Creating an effective PowerPoint presentation for a lesson should be neither an incredibly time-consuming task nor one that you complete quickly without any thought. It can be a difficult balance to strike.
While there is a lot of debate over whether PowerPoint is an effective tool or not, it’s still undeniably popular in the classroom. As with any tool, its effectiveness is not innate; it’s determined by how we choose to use it. It’s important to find what works best for you, but it is arguably more important to find what works for your audience. Bearing that in mind, I’ve put together six tips to keep in mind when making a PowerPoint presentation based on research and experience.
1. Plan for interaction
My biggest PowerPoint pet peeve is when people use a presentation simply to read from. You’ve probably experienced this before: big blocks of text being read to you when you could read it faster yourself. It’s boring.
If you’re a teacher, why not put text on the screen for the students to take turns reading? After they read, make sure they think about it. Ask them a question about what they’ve read, or encourage them to ask questions about it. Better yet, put a sentence, question or image up that they can discuss or respond to in some way.
Every few months I learn something new that PowerPoint is capable of.
2. Keep it simple
This can be achieved in various ways. Firstly, imagine trying to see your presentation from the back of a classroom. Imagine sunlight pouring into the room and the curtains being broken. Are your pictures clear and your text legible? Avoid patterned backgrounds. Use an easy-to-read font. Make sure there is enough contrast between your font colour and your background.
Secondly, make sure it’s clear what you want your students to get from each slide. If there’s a lot of information, is it differentiated by colour or with numbers to make each section easy to refer to? Is everything on the slide necessary, or could you reduce the amount of text?
If a slide requires students to take down a note or to read something, include a question or task that preempts the next slide. Get your students thinking ahead. Give them something to do for when they’re done. Keep their heads in the game!

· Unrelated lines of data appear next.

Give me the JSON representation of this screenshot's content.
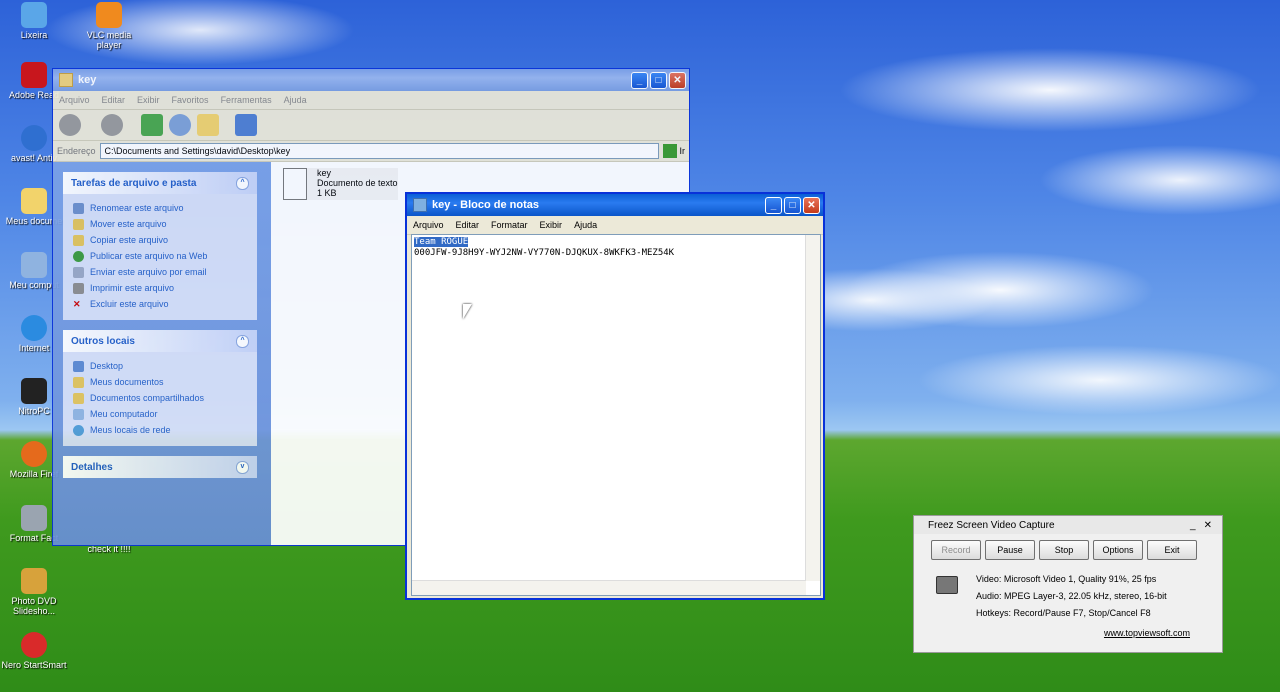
{
  "desktop": {
    "icons": [
      {
        "label": "Lixeira"
      },
      {
        "label": "VLC media player"
      },
      {
        "label": "Adobe Read"
      },
      {
        "label": "avast! Antiv"
      },
      {
        "label": "Meus docume"
      },
      {
        "label": "Meu comput"
      },
      {
        "label": "Internet"
      },
      {
        "label": "NitroPC"
      },
      {
        "label": "Mozilla Firef"
      },
      {
        "label": "Format Fact"
      },
      {
        "label": "Photo DVD Slidesho..."
      },
      {
        "label": "Nero StartSmart"
      },
      {
        "label": "check it !!!!"
      }
    ]
  },
  "explorer": {
    "title": "key",
    "menu": [
      "Arquivo",
      "Editar",
      "Exibir",
      "Favoritos",
      "Ferramentas",
      "Ajuda"
    ],
    "address_label": "Endereço",
    "address_value": "C:\\Documents and Settings\\david\\Desktop\\key",
    "go_label": "Ir",
    "tasks_panel": {
      "title": "Tarefas de arquivo e pasta",
      "items": [
        "Renomear este arquivo",
        "Mover este arquivo",
        "Copiar este arquivo",
        "Publicar este arquivo na Web",
        "Enviar este arquivo por email",
        "Imprimir este arquivo",
        "Excluir este arquivo"
      ]
    },
    "places_panel": {
      "title": "Outros locais",
      "items": [
        "Desktop",
        "Meus documentos",
        "Documentos compartilhados",
        "Meu computador",
        "Meus locais de rede"
      ]
    },
    "details_panel": {
      "title": "Detalhes"
    },
    "file": {
      "name": "key",
      "type": "Documento de texto",
      "size": "1 KB"
    }
  },
  "notepad": {
    "title": "key - Bloco de notas",
    "menu": [
      "Arquivo",
      "Editar",
      "Formatar",
      "Exibir",
      "Ajuda"
    ],
    "line1_selected": "Team ROGUE",
    "line2": "000JFW-9J8H9Y-WYJ2NW-VY770N-DJQKUX-8WKFK3-MEZ54K"
  },
  "freez": {
    "title": "Freez Screen Video Capture",
    "buttons": [
      "Record",
      "Pause",
      "Stop",
      "Options",
      "Exit"
    ],
    "video": "Video: Microsoft Video 1, Quality 91%, 25 fps",
    "audio": "Audio: MPEG Layer-3, 22.05 kHz, stereo, 16-bit",
    "hotkeys": "Hotkeys: Record/Pause F7, Stop/Cancel F8",
    "link": "www.topviewsoft.com"
  }
}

It can be useful to have some consistent elements in your presentations. I have certain icons I use in every lesson. If I want students to put a highlighter box around a note, there is a little picture of a green highlighter on the screen. If students shouldn’t use a calculator to solve a question, there is an image of a calculator with a cross over it. An image of a thumb up and a thumb down accompany true-or-false statements to show what I what them to do. When I put the title, date, lesson objective and success criteria on the board, anything I want them to copy into their exercise books is within a dashed line rectangle. Students become familiar with these elements and learn what they mean. They can save time by reducing the amount of explaining you need to do.
5. Learning needs
PowerPoint is a great way to support a range of special needs, whether dyslexia, dyspraxia, speech and language difficulties, visual impairment or otherwise. You can block information or put it into bullets to increase readability. Using a buff coloured background with navy blue text can reduce visual stress. The British Dyslexia Association recommends using sans-serif fonts to increase readability for students with dyslexia. You can support challenging or new vocabulary with images. Use visual cues for students who don’t respond well to verbal ones.
6. Explore and have fun
Every few months I learn something new that PowerPoint is capable of. One of my favourite templates is one I found online that mimics the North American game show Jeopardy; it’s great for revision. You don’t need to learn how to do really fancy things yourself. There are so many templates available. You just need to take the time to find them and play with them.
What will you do to make your PowerPoint presentations even better? Is there anything you would add to this list?